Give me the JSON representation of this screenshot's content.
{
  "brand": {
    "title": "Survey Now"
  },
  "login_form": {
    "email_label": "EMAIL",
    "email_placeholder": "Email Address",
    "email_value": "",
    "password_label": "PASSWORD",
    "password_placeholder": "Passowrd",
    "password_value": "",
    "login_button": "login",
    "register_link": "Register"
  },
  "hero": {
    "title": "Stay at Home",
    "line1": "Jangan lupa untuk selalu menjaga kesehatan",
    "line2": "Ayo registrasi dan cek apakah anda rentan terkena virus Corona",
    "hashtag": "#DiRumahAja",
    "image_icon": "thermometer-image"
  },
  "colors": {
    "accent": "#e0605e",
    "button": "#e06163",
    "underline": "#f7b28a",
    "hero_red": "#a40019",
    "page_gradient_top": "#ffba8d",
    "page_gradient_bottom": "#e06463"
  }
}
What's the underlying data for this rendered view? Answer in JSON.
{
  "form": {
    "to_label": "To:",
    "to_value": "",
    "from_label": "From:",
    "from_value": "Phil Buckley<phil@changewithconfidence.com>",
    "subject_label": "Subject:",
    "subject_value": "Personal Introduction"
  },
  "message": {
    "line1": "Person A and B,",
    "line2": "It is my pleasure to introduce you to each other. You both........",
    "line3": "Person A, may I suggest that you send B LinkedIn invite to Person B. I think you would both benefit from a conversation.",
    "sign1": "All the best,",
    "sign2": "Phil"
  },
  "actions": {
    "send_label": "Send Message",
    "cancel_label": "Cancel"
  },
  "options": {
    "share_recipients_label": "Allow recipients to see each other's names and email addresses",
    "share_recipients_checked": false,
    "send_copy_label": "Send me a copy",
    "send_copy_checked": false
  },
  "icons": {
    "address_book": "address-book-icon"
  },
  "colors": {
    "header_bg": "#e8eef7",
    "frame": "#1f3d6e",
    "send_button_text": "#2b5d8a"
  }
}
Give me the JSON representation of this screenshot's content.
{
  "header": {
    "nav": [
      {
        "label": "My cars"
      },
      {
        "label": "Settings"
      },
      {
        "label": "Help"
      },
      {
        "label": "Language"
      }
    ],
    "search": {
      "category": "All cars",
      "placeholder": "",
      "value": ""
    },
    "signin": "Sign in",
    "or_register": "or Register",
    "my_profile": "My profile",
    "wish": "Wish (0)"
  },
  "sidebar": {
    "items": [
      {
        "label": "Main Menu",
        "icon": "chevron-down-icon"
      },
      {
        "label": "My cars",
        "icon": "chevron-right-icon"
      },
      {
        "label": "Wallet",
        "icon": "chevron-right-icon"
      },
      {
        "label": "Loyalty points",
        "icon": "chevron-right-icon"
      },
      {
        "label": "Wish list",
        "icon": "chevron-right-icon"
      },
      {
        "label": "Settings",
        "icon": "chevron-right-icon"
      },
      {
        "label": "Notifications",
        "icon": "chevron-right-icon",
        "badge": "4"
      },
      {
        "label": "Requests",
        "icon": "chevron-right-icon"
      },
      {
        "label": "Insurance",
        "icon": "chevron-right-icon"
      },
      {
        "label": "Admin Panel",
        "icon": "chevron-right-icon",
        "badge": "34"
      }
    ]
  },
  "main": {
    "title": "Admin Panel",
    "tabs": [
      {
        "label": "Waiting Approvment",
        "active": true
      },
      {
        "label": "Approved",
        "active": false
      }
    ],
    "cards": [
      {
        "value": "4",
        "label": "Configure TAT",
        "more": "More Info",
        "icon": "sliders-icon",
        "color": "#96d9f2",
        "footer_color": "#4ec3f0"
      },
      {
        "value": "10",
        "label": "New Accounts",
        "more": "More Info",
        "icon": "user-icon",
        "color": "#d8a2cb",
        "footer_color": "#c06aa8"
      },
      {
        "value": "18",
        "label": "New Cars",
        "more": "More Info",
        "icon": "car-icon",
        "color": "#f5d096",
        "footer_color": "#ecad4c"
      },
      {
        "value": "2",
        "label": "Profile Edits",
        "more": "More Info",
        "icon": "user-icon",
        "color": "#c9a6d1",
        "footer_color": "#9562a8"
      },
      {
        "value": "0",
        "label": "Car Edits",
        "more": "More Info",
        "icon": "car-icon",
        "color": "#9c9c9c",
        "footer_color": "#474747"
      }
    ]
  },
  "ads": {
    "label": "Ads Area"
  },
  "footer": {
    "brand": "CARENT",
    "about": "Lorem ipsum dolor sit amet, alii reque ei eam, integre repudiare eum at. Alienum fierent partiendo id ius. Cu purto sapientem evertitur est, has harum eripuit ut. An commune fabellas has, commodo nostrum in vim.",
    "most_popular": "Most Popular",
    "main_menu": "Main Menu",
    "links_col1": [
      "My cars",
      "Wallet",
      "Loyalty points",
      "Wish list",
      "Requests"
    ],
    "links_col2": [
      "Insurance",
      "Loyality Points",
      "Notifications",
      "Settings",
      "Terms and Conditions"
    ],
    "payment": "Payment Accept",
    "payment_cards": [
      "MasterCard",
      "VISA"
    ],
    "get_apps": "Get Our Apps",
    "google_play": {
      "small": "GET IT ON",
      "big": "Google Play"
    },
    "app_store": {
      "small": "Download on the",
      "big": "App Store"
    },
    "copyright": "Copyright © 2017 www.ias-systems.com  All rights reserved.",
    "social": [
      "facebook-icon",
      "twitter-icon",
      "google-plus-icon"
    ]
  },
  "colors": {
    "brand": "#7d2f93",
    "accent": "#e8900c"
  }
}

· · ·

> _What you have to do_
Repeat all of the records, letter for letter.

> _Reply_
Give me the JSON representation of this screenshot's content.
{
  "brand": {
    "title": "Survey Now"
  },
  "login_form": {
    "email_label": "EMAIL",
    "email_placeholder": "Email Address",
    "email_value": "",
    "password_label": "PASSWORD",
    "password_placeholder": "Passowrd",
    "password_value": "",
    "login_button": "login",
    "register_link": "Register"
  },
  "hero": {
    "title": "Stay at Home",
    "line1": "Jangan lupa untuk selalu menjaga kesehatan",
    "line2": "Ayo registrasi dan cek apakah anda rentan terkena virus Corona",
    "hashtag": "#DiRumahAja",
    "image_icon": "thermometer-image"
  },
  "colors": {
    "accent": "#e0605e",
    "button": "#e06163",
    "underline": "#f7b28a",
    "hero_red": "#a40019",
    "page_gradient_top": "#ffba8d",
    "page_gradient_bottom": "#e06463"
  }
}
What's the underlying data for this rendered view? Answer in JSON.
{
  "form": {
    "to_label": "To:",
    "to_value": "",
    "from_label": "From:",
    "from_value": "Phil Buckley<phil@changewithconfidence.com>",
    "subject_label": "Subject:",
    "subject_value": "Personal Introduction"
  },
  "message": {
    "line1": "Person A and B,",
    "line2": "It is my pleasure to introduce you to each other. You both........",
    "line3": "Person A, may I suggest that you send B LinkedIn invite to Person B. I think you would both benefit from a conversation.",
    "sign1": "All the best,",
    "sign2": "Phil"
  },
  "actions": {
    "send_label": "Send Message",
    "cancel_label": "Cancel"
  },
  "options": {
    "share_recipients_label": "Allow recipients to see each other's names and email addresses",
    "share_recipients_checked": false,
    "send_copy_label": "Send me a copy",
    "send_copy_checked": false
  },
  "icons": {
    "address_book": "address-book-icon"
  },
  "colors": {
    "header_bg": "#e8eef7",
    "frame": "#1f3d6e",
    "send_button_text": "#2b5d8a"
  }
}
Give me the JSON representation of this screenshot's content.
{
  "header": {
    "nav": [
      {
        "label": "My cars"
      },
      {
        "label": "Settings"
      },
      {
        "label": "Help"
      },
      {
        "label": "Language"
      }
    ],
    "search": {
      "category": "All cars",
      "placeholder": "",
      "value": ""
    },
    "signin": "Sign in",
    "or_register": "or Register",
    "my_profile": "My profile",
    "wish": "Wish (0)"
  },
  "sidebar": {
    "items": [
      {
        "label": "Main Menu",
        "icon": "chevron-down-icon"
      },
      {
        "label": "My cars",
        "icon": "chevron-right-icon"
      },
      {
        "label": "Wallet",
        "icon": "chevron-right-icon"
      },
      {
        "label": "Loyalty points",
        "icon": "chevron-right-icon"
      },
      {
        "label": "Wish list",
        "icon": "chevron-right-icon"
      },
      {
        "label": "Settings",
        "icon": "chevron-right-icon"
      },
      {
        "label": "Notifications",
        "icon": "chevron-right-icon",
        "badge": "4"
      },
      {
        "label": "Requests",
        "icon": "chevron-right-icon"
      },
      {
        "label": "Insurance",
        "icon": "chevron-right-icon"
      },
      {
        "label": "Admin Panel",
        "icon": "chevron-right-icon",
        "badge": "34"
      }
    ]
  },
  "main": {
    "title": "Admin Panel",
    "tabs": [
      {
        "label": "Waiting Approvment",
        "active": true
      },
      {
        "label": "Approved",
        "active": false
      }
    ],
    "cards": [
      {
        "value": "4",
        "label": "Configure TAT",
        "more": "More Info",
        "icon": "sliders-icon",
        "color": "#96d9f2",
        "footer_color": "#4ec3f0"
      },
      {
        "value": "10",
        "label": "New Accounts",
        "more": "More Info",
        "icon": "user-icon",
        "color": "#d8a2cb",
        "footer_color": "#c06aa8"
      },
      {
        "value": "18",
        "label": "New Cars",
        "more": "More Info",
        "icon": "car-icon",
        "color": "#f5d096",
        "footer_color": "#ecad4c"
      },
      {
        "value": "2",
        "label": "Profile Edits",
        "more": "More Info",
        "icon": "user-icon",
        "color": "#c9a6d1",
        "footer_color": "#9562a8"
      },
      {
        "value": "0",
        "label": "Car Edits",
        "more": "More Info",
        "icon": "car-icon",
        "color": "#9c9c9c",
        "footer_color": "#474747"
      }
    ]
  },
  "ads": {
    "label": "Ads Area"
  },
  "footer": {
    "brand": "CARENT",
    "about": "Lorem ipsum dolor sit amet, alii reque ei eam, integre repudiare eum at. Alienum fierent partiendo id ius. Cu purto sapientem evertitur est, has harum eripuit ut. An commune fabellas has, commodo nostrum in vim.",
    "most_popular": "Most Popular",
    "main_menu": "Main Menu",
    "links_col1": [
      "My cars",
      "Wallet",
      "Loyalty points",
      "Wish list",
      "Requests"
    ],
    "links_col2": [
      "Insurance",
      "Loyality Points",
      "Notifications",
      "Settings",
      "Terms and Conditions"
    ],
    "payment": "Payment Accept",
    "payment_cards": [
      "MasterCard",
      "VISA"
    ],
    "get_apps": "Get Our Apps",
    "google_play": {
      "small": "GET IT ON",
      "big": "Google Play"
    },
    "app_store": {
      "small": "Download on the",
      "big": "App Store"
    },
    "copyright": "Copyright © 2017 www.ias-systems.com  All rights reserved.",
    "social": [
      "facebook-icon",
      "twitter-icon",
      "google-plus-icon"
    ]
  },
  "colors": {
    "brand": "#7d2f93",
    "accent": "#e8900c"
  }
}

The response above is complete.